Enrico said...

Buckeye,
Forgive the student-level question(s) here, but wouldn't #1 simply be acidosis? And speaking of the beans, post-op azotemia and/or oliguria (when not present pre-op) would be an ominous sign, no?

I always thought some degree of tachycardia was expected after surgery...certainly not anything extreme, but I know the couple of times I've had surgery (nothing serious), my HR was always >100 w/in the first 24-36h post-op/post-recovery with no ill effect. But I agree it needs to be investigated, not only because of the stress response but for compensatory response to blood loss (which would show up in other ways, obviously). Also never heard of 'bandemia' (left shift, yes) -- I like it!

Again, I'm just trying to stimulate discussion; I don't doubt anything you said. :) Thanks!

Buckeye Surgeon said...

Enrico-
A lot of things can alter the pH. Respiratory and non-anion gap metabolic acidoses don't concern me as much. Review your acid/base physiology books if you still have them. Good questions though. The bads are seen on the CBC with Differential, it won't show up if you just order a CBC.
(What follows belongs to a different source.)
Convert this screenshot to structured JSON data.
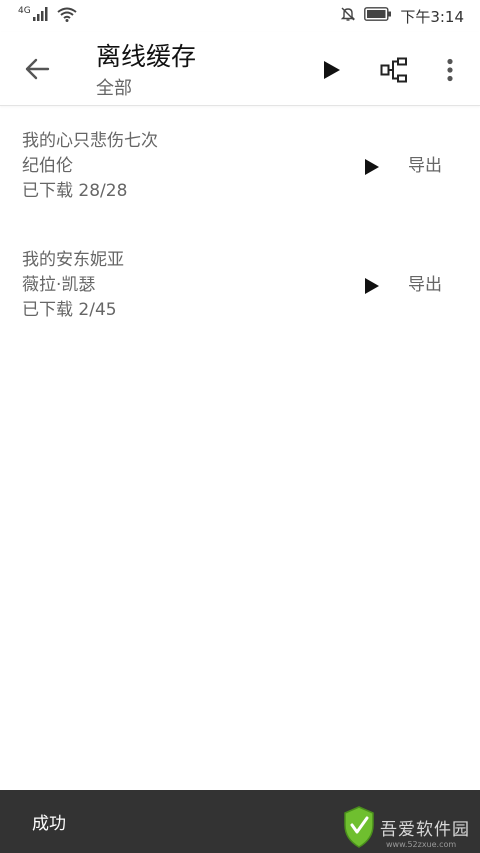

Anonymous said...

I don't know if anyone will see this as your posts are from last year. I have a 25 year old patient who is 3 days post op and we are still having persistent sinus tachycardia. We have treated pain, fever, volume, etc and still cannot seem to get the HR <125. None of the treating physicians have any ideas, so I am looking for some of my own. Thanks, concerned nurse.

Buckeye Surgeon said...

What was the operation? Is he acidotic? Anemic? I always worry about PE in cases of unexplained tachycardia.

Anonymous said...

Cute.

Alex said...

First let me say I often quote Dr. Doolas, too. On his last day operating, I steppex on the headlight cord he was dragging behind him, wrenching his head back. He said, "Are you trying to kill me?" in the deepest baritone voice. As an intern, killing Dr. Doolas would have killed me.
Second, the suggestion of PE in a post-op tachy patient isn't "cute" it's potentially life-saving advice.
Third, thanks for the interesting post.
from - a fellow non-academic (rural) general surgeon.

DHS said...

This is a long time past, but I like lactate - many modern gas machines will run a lactate alongside the basic biochem panel on the machine, so it is often one of the first labs to come back.